(Items listed in a dataset)
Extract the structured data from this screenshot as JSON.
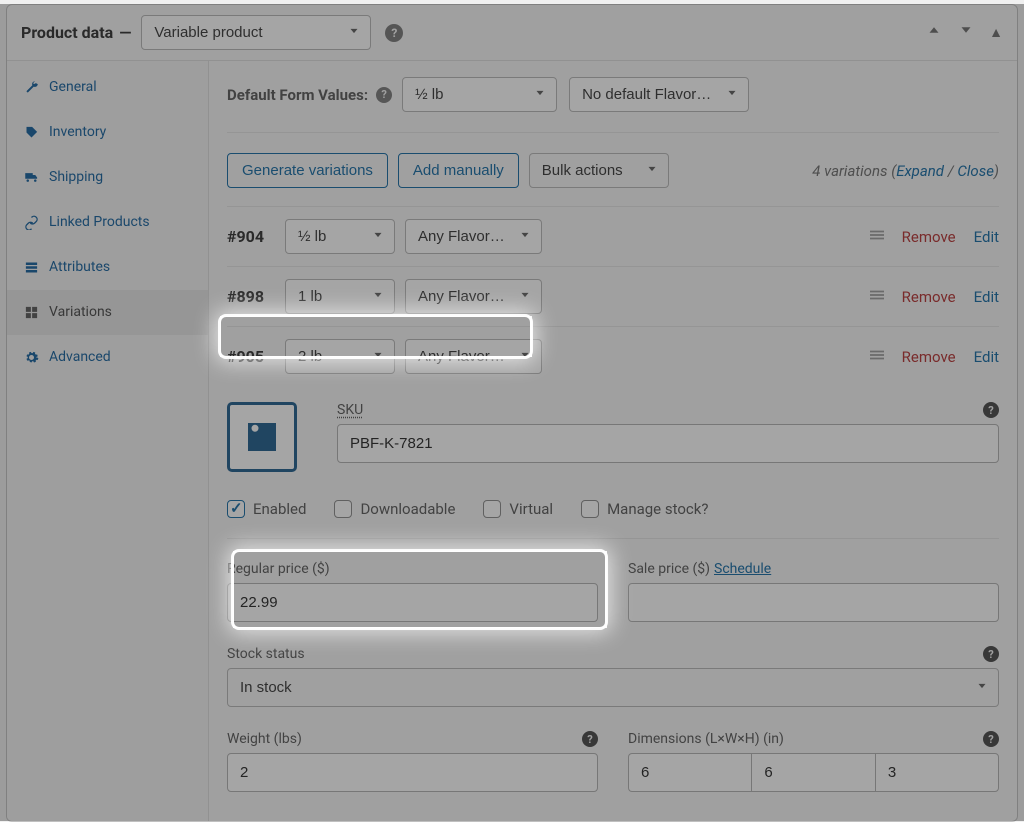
{
  "header": {
    "title": "Product data",
    "dash": "—",
    "product_type": "Variable product"
  },
  "sidebar": {
    "items": [
      {
        "label": "General"
      },
      {
        "label": "Inventory"
      },
      {
        "label": "Shipping"
      },
      {
        "label": "Linked Products"
      },
      {
        "label": "Attributes"
      },
      {
        "label": "Variations"
      },
      {
        "label": "Advanced"
      }
    ]
  },
  "defaults": {
    "label": "Default Form Values:",
    "weight": "½ lb",
    "flavor": "No default Flavor…"
  },
  "actions": {
    "generate": "Generate variations",
    "add_manually": "Add manually",
    "bulk": "Bulk actions",
    "count_text_prefix": "4 variations",
    "expand": "Expand",
    "close": "Close"
  },
  "variations": [
    {
      "id": "#904",
      "weight": "½ lb",
      "flavor": "Any Flavor…",
      "remove": "Remove",
      "edit": "Edit"
    },
    {
      "id": "#898",
      "weight": "1 lb",
      "flavor": "Any Flavor…",
      "remove": "Remove",
      "edit": "Edit"
    },
    {
      "id": "#905",
      "weight": "2 lb",
      "flavor": "Any Flavor…",
      "remove": "Remove",
      "edit": "Edit"
    }
  ],
  "expanded": {
    "sku_label": "SKU",
    "sku_value": "PBF-K-7821",
    "enabled": "Enabled",
    "downloadable": "Downloadable",
    "virtual": "Virtual",
    "manage_stock": "Manage stock?",
    "regular_price_label": "Regular price ($)",
    "regular_price_value": "22.99",
    "sale_price_label": "Sale price ($)",
    "sale_price_value": "",
    "schedule": "Schedule",
    "stock_status_label": "Stock status",
    "stock_status_value": "In stock",
    "weight_label": "Weight (lbs)",
    "weight_value": "2",
    "dimensions_label": "Dimensions (L×W×H) (in)",
    "dim_l": "6",
    "dim_w": "6",
    "dim_h": "3"
  }
}
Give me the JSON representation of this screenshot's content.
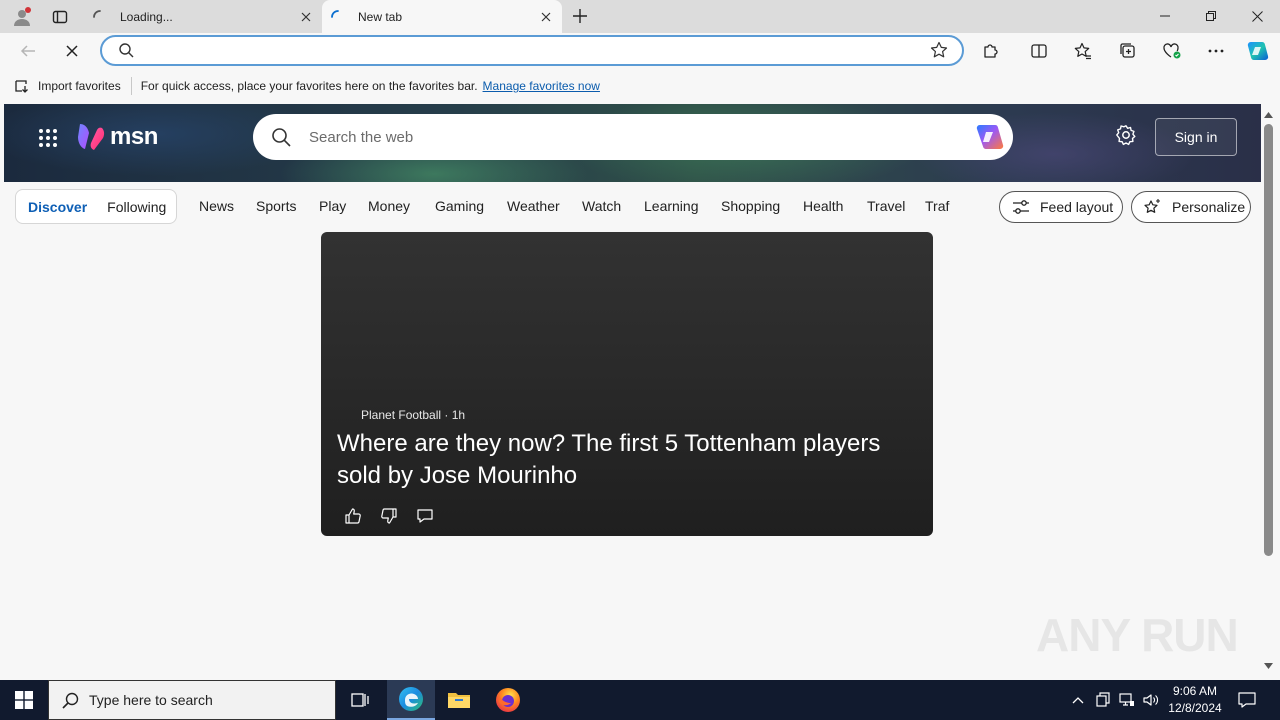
{
  "browser": {
    "tabs": [
      {
        "title": "Loading..."
      },
      {
        "title": "New tab"
      }
    ],
    "address": {
      "value": "",
      "placeholder": ""
    },
    "favorites_bar": {
      "import_label": "Import favorites",
      "hint": "For quick access, place your favorites here on the favorites bar.",
      "manage_link": "Manage favorites now"
    }
  },
  "msn": {
    "logo_text": "msn",
    "search_placeholder": "Search the web",
    "sign_in": "Sign in",
    "feed_tabs": {
      "discover": "Discover",
      "following": "Following"
    },
    "nav_items": [
      "News",
      "Sports",
      "Play",
      "Money",
      "Gaming",
      "Weather",
      "Watch",
      "Learning",
      "Shopping",
      "Health",
      "Travel",
      "Traf"
    ],
    "feed_layout": "Feed layout",
    "personalize": "Personalize",
    "card": {
      "source": "Planet Football · 1h",
      "headline": "Where are they now? The first 5 Tottenham players sold by Jose Mourinho"
    }
  },
  "watermark": "ANY RUN",
  "taskbar": {
    "search_placeholder": "Type here to search",
    "time": "9:06 AM",
    "date": "12/8/2024"
  },
  "colors": {
    "accent_blue": "#0e5fb5",
    "omnibox_focus": "#5b9bd5",
    "taskbar": "#111a2e"
  }
}
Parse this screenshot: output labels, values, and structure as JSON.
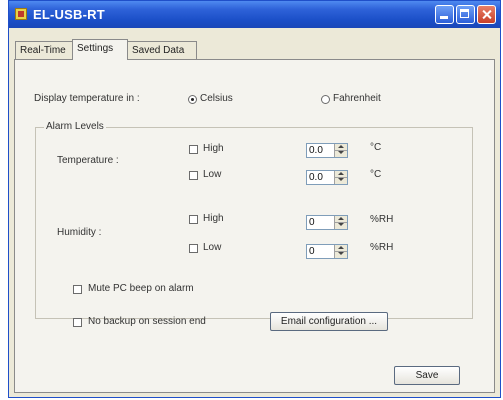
{
  "window": {
    "title": "EL-USB-RT"
  },
  "tabs": [
    {
      "label": "Real-Time"
    },
    {
      "label": "Settings"
    },
    {
      "label": "Saved Data"
    }
  ],
  "settings": {
    "display_temp_label": "Display temperature in :",
    "celsius_label": "Celsius",
    "fahrenheit_label": "Fahrenheit",
    "selected_unit": "Celsius",
    "alarm_group_title": "Alarm Levels",
    "temperature_label": "Temperature :",
    "humidity_label": "Humidity :",
    "temp_high": {
      "label": "High",
      "value": "0.0",
      "unit": "°C"
    },
    "temp_low": {
      "label": "Low",
      "value": "0.0",
      "unit": "°C"
    },
    "hum_high": {
      "label": "High",
      "value": "0",
      "unit": "%RH"
    },
    "hum_low": {
      "label": "Low",
      "value": "0",
      "unit": "%RH"
    },
    "mute_label": "Mute PC beep on alarm",
    "no_backup_label": "No backup on session end",
    "email_button": "Email configuration ...",
    "save_button": "Save"
  }
}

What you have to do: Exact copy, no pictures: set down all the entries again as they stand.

Solution:
Extract the structured data from this screenshot as JSON.
{
  "header": {
    "title": "Product data",
    "dash": "—",
    "product_type": "Variable product"
  },
  "sidebar": {
    "items": [
      {
        "label": "General"
      },
      {
        "label": "Inventory"
      },
      {
        "label": "Shipping"
      },
      {
        "label": "Linked Products"
      },
      {
        "label": "Attributes"
      },
      {
        "label": "Variations"
      },
      {
        "label": "Advanced"
      }
    ]
  },
  "defaults": {
    "label": "Default Form Values:",
    "weight": "½ lb",
    "flavor": "No default Flavor…"
  },
  "actions": {
    "generate": "Generate variations",
    "add_manually": "Add manually",
    "bulk": "Bulk actions",
    "count_text_prefix": "4 variations",
    "expand": "Expand",
    "close": "Close"
  },
  "variations": [
    {
      "id": "#904",
      "weight": "½ lb",
      "flavor": "Any Flavor…",
      "remove": "Remove",
      "edit": "Edit"
    },
    {
      "id": "#898",
      "weight": "1 lb",
      "flavor": "Any Flavor…",
      "remove": "Remove",
      "edit": "Edit"
    },
    {
      "id": "#905",
      "weight": "2 lb",
      "flavor": "Any Flavor…",
      "remove": "Remove",
      "edit": "Edit"
    }
  ],
  "expanded": {
    "sku_label": "SKU",
    "sku_value": "PBF-K-7821",
    "enabled": "Enabled",
    "downloadable": "Downloadable",
    "virtual": "Virtual",
    "manage_stock": "Manage stock?",
    "regular_price_label": "Regular price ($)",
    "regular_price_value": "22.99",
    "sale_price_label": "Sale price ($)",
    "sale_price_value": "",
    "schedule": "Schedule",
    "stock_status_label": "Stock status",
    "stock_status_value": "In stock",
    "weight_label": "Weight (lbs)",
    "weight_value": "2",
    "dimensions_label": "Dimensions (L×W×H) (in)",
    "dim_l": "6",
    "dim_w": "6",
    "dim_h": "3"
  }
}
Give me the JSON representation of this screenshot's content.
{
  "browser": {
    "tabs": [
      {
        "title": "Loading..."
      },
      {
        "title": "New tab"
      }
    ],
    "address": {
      "value": "",
      "placeholder": ""
    },
    "favorites_bar": {
      "import_label": "Import favorites",
      "hint": "For quick access, place your favorites here on the favorites bar.",
      "manage_link": "Manage favorites now"
    }
  },
  "msn": {
    "logo_text": "msn",
    "search_placeholder": "Search the web",
    "sign_in": "Sign in",
    "feed_tabs": {
      "discover": "Discover",
      "following": "Following"
    },
    "nav_items": [
      "News",
      "Sports",
      "Play",
      "Money",
      "Gaming",
      "Weather",
      "Watch",
      "Learning",
      "Shopping",
      "Health",
      "Travel",
      "Traf"
    ],
    "feed_layout": "Feed layout",
    "personalize": "Personalize",
    "card": {
      "source": "Planet Football · 1h",
      "headline": "Where are they now? The first 5 Tottenham players sold by Jose Mourinho"
    }
  },
  "watermark": "ANY RUN",
  "taskbar": {
    "search_placeholder": "Type here to search",
    "time": "9:06 AM",
    "date": "12/8/2024"
  },
  "colors": {
    "accent_blue": "#0e5fb5",
    "omnibox_focus": "#5b9bd5",
    "taskbar": "#111a2e"
  }
}
Parse this screenshot: output labels, values, and structure as JSON.
{
  "window": {
    "title": "EL-USB-RT"
  },
  "tabs": [
    {
      "label": "Real-Time"
    },
    {
      "label": "Settings"
    },
    {
      "label": "Saved Data"
    }
  ],
  "settings": {
    "display_temp_label": "Display temperature in :",
    "celsius_label": "Celsius",
    "fahrenheit_label": "Fahrenheit",
    "selected_unit": "Celsius",
    "alarm_group_title": "Alarm Levels",
    "temperature_label": "Temperature :",
    "humidity_label": "Humidity :",
    "temp_high": {
      "label": "High",
      "value": "0.0",
      "unit": "°C"
    },
    "temp_low": {
      "label": "Low",
      "value": "0.0",
      "unit": "°C"
    },
    "hum_high": {
      "label": "High",
      "value": "0",
      "unit": "%RH"
    },
    "hum_low": {
      "label": "Low",
      "value": "0",
      "unit": "%RH"
    },
    "mute_label": "Mute PC beep on alarm",
    "no_backup_label": "No backup on session end",
    "email_button": "Email configuration ...",
    "save_button": "Save"
  }
}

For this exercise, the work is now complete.